=== Begin Enclosure ===

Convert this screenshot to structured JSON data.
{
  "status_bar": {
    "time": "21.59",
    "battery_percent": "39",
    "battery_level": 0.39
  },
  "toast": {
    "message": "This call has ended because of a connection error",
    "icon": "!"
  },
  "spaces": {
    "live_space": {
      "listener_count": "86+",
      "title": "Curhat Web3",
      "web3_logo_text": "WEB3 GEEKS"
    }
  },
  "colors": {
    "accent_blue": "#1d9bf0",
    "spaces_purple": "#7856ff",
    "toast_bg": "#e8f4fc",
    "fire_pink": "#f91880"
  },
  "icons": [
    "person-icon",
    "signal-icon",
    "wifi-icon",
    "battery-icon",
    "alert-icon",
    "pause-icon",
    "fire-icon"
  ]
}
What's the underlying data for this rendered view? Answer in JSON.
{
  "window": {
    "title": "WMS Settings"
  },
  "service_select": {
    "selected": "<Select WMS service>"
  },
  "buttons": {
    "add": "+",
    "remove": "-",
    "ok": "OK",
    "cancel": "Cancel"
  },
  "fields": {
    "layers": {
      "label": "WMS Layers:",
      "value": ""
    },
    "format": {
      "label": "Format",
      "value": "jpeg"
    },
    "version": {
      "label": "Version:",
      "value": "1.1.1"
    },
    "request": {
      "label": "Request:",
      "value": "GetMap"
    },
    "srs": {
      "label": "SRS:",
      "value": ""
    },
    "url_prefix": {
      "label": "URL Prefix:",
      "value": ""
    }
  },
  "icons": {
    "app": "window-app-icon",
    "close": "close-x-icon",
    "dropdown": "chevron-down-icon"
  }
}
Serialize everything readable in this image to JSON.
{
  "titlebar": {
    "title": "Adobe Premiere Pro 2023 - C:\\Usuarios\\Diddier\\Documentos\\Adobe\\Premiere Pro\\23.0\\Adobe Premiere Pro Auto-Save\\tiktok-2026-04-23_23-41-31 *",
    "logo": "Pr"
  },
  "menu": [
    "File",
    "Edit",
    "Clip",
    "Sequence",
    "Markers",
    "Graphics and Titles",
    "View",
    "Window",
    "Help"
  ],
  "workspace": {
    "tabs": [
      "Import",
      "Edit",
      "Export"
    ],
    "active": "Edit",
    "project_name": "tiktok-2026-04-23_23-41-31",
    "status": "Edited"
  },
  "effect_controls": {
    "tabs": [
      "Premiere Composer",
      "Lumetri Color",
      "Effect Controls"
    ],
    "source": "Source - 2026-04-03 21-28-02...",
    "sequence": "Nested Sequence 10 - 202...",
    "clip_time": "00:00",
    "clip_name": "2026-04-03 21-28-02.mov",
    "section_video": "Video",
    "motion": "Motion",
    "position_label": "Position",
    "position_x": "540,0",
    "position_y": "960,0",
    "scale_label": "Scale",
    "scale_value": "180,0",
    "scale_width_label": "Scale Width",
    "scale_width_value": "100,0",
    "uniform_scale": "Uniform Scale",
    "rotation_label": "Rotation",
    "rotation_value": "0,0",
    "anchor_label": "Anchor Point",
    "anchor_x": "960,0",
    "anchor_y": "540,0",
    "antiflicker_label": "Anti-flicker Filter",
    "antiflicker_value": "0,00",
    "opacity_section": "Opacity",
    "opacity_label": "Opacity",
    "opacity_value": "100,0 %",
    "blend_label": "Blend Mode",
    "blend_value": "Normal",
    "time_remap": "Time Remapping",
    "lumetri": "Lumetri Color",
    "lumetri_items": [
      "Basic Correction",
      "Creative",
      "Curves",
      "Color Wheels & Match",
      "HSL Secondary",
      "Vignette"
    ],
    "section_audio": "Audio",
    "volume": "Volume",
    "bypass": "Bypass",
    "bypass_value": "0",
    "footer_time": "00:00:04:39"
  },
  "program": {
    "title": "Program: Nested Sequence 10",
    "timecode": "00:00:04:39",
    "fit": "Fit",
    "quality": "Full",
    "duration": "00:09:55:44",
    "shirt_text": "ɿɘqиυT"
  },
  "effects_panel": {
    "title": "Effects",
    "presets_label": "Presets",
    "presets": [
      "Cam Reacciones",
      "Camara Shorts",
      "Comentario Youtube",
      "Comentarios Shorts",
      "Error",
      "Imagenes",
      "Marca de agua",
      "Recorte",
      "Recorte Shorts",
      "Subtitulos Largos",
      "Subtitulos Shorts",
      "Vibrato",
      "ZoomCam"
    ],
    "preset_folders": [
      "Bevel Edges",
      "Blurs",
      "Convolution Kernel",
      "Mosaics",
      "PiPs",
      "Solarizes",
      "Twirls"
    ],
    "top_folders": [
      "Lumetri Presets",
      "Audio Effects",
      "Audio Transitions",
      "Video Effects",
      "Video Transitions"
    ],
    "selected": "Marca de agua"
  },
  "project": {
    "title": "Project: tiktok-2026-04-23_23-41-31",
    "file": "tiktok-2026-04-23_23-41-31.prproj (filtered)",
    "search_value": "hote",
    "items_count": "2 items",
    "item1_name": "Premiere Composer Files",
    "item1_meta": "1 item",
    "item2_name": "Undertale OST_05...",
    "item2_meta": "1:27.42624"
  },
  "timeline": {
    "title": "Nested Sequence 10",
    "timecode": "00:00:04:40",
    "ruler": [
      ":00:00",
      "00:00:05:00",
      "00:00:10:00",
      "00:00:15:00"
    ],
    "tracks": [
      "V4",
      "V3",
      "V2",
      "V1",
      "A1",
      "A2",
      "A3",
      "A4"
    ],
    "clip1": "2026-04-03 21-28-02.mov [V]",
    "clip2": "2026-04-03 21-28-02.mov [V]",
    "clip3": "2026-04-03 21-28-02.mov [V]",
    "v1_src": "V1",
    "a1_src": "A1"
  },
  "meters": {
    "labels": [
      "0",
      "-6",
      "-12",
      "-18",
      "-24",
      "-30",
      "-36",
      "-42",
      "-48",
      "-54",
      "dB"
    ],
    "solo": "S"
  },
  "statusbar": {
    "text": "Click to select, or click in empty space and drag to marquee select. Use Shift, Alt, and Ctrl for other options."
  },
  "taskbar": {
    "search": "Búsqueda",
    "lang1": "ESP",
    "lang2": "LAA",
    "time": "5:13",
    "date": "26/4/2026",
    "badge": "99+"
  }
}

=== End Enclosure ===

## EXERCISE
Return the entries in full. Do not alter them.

## RESPONSE TO THE EXERCISE
Convert this screenshot to structured JSON data.
{
  "status_bar": {
    "time": "21.59",
    "battery_percent": "39",
    "battery_level": 0.39
  },
  "toast": {
    "message": "This call has ended because of a connection error",
    "icon": "!"
  },
  "spaces": {
    "live_space": {
      "listener_count": "86+",
      "title": "Curhat Web3",
      "web3_logo_text": "WEB3 GEEKS"
    }
  },
  "colors": {
    "accent_blue": "#1d9bf0",
    "spaces_purple": "#7856ff",
    "toast_bg": "#e8f4fc",
    "fire_pink": "#f91880"
  },
  "icons": [
    "person-icon",
    "signal-icon",
    "wifi-icon",
    "battery-icon",
    "alert-icon",
    "pause-icon",
    "fire-icon"
  ]
}
What's the underlying data for this rendered view? Answer in JSON.
{
  "window": {
    "title": "WMS Settings"
  },
  "service_select": {
    "selected": "<Select WMS service>"
  },
  "buttons": {
    "add": "+",
    "remove": "-",
    "ok": "OK",
    "cancel": "Cancel"
  },
  "fields": {
    "layers": {
      "label": "WMS Layers:",
      "value": ""
    },
    "format": {
      "label": "Format",
      "value": "jpeg"
    },
    "version": {
      "label": "Version:",
      "value": "1.1.1"
    },
    "request": {
      "label": "Request:",
      "value": "GetMap"
    },
    "srs": {
      "label": "SRS:",
      "value": ""
    },
    "url_prefix": {
      "label": "URL Prefix:",
      "value": ""
    }
  },
  "icons": {
    "app": "window-app-icon",
    "close": "close-x-icon",
    "dropdown": "chevron-down-icon"
  }
}
Serialize everything readable in this image to JSON.
{
  "titlebar": {
    "title": "Adobe Premiere Pro 2023 - C:\\Usuarios\\Diddier\\Documentos\\Adobe\\Premiere Pro\\23.0\\Adobe Premiere Pro Auto-Save\\tiktok-2026-04-23_23-41-31 *",
    "logo": "Pr"
  },
  "menu": [
    "File",
    "Edit",
    "Clip",
    "Sequence",
    "Markers",
    "Graphics and Titles",
    "View",
    "Window",
    "Help"
  ],
  "workspace": {
    "tabs": [
      "Import",
      "Edit",
      "Export"
    ],
    "active": "Edit",
    "project_name": "tiktok-2026-04-23_23-41-31",
    "status": "Edited"
  },
  "effect_controls": {
    "tabs": [
      "Premiere Composer",
      "Lumetri Color",
      "Effect Controls"
    ],
    "source": "Source - 2026-04-03 21-28-02...",
    "sequence": "Nested Sequence 10 - 202...",
    "clip_time": "00:00",
    "clip_name": "2026-04-03 21-28-02.mov",
    "section_video": "Video",
    "motion": "Motion",
    "position_label": "Position",
    "position_x": "540,0",
    "position_y": "960,0",
    "scale_label": "Scale",
    "scale_value": "180,0",
    "scale_width_label": "Scale Width",
    "scale_width_value": "100,0",
    "uniform_scale": "Uniform Scale",
    "rotation_label": "Rotation",
    "rotation_value": "0,0",
    "anchor_label": "Anchor Point",
    "anchor_x": "960,0",
    "anchor_y": "540,0",
    "antiflicker_label": "Anti-flicker Filter",
    "antiflicker_value": "0,00",
    "opacity_section": "Opacity",
    "opacity_label": "Opacity",
    "opacity_value": "100,0 %",
    "blend_label": "Blend Mode",
    "blend_value": "Normal",
    "time_remap": "Time Remapping",
    "lumetri": "Lumetri Color",
    "lumetri_items": [
      "Basic Correction",
      "Creative",
      "Curves",
      "Color Wheels & Match",
      "HSL Secondary",
      "Vignette"
    ],
    "section_audio": "Audio",
    "volume": "Volume",
    "bypass": "Bypass",
    "bypass_value": "0",
    "footer_time": "00:00:04:39"
  },
  "program": {
    "title": "Program: Nested Sequence 10",
    "timecode": "00:00:04:39",
    "fit": "Fit",
    "quality": "Full",
    "duration": "00:09:55:44",
    "shirt_text": "ɿɘqиυT"
  },
  "effects_panel": {
    "title": "Effects",
    "presets_label": "Presets",
    "presets": [
      "Cam Reacciones",
      "Camara Shorts",
      "Comentario Youtube",
      "Comentarios Shorts",
      "Error",
      "Imagenes",
      "Marca de agua",
      "Recorte",
      "Recorte Shorts",
      "Subtitulos Largos",
      "Subtitulos Shorts",
      "Vibrato",
      "ZoomCam"
    ],
    "preset_folders": [
      "Bevel Edges",
      "Blurs",
      "Convolution Kernel",
      "Mosaics",
      "PiPs",
      "Solarizes",
      "Twirls"
    ],
    "top_folders": [
      "Lumetri Presets",
      "Audio Effects",
      "Audio Transitions",
      "Video Effects",
      "Video Transitions"
    ],
    "selected": "Marca de agua"
  },
  "project": {
    "title": "Project: tiktok-2026-04-23_23-41-31",
    "file": "tiktok-2026-04-23_23-41-31.prproj (filtered)",
    "search_value": "hote",
    "items_count": "2 items",
    "item1_name": "Premiere Composer Files",
    "item1_meta": "1 item",
    "item2_name": "Undertale OST_05...",
    "item2_meta": "1:27.42624"
  },
  "timeline": {
    "title": "Nested Sequence 10",
    "timecode": "00:00:04:40",
    "ruler": [
      ":00:00",
      "00:00:05:00",
      "00:00:10:00",
      "00:00:15:00"
    ],
    "tracks": [
      "V4",
      "V3",
      "V2",
      "V1",
      "A1",
      "A2",
      "A3",
      "A4"
    ],
    "clip1": "2026-04-03 21-28-02.mov [V]",
    "clip2": "2026-04-03 21-28-02.mov [V]",
    "clip3": "2026-04-03 21-28-02.mov [V]",
    "v1_src": "V1",
    "a1_src": "A1"
  },
  "meters": {
    "labels": [
      "0",
      "-6",
      "-12",
      "-18",
      "-24",
      "-30",
      "-36",
      "-42",
      "-48",
      "-54",
      "dB"
    ],
    "solo": "S"
  },
  "statusbar": {
    "text": "Click to select, or click in empty space and drag to marquee select. Use Shift, Alt, and Ctrl for other options."
  },
  "taskbar": {
    "search": "Búsqueda",
    "lang1": "ESP",
    "lang2": "LAA",
    "time": "5:13",
    "date": "26/4/2026",
    "badge": "99+"
  }
}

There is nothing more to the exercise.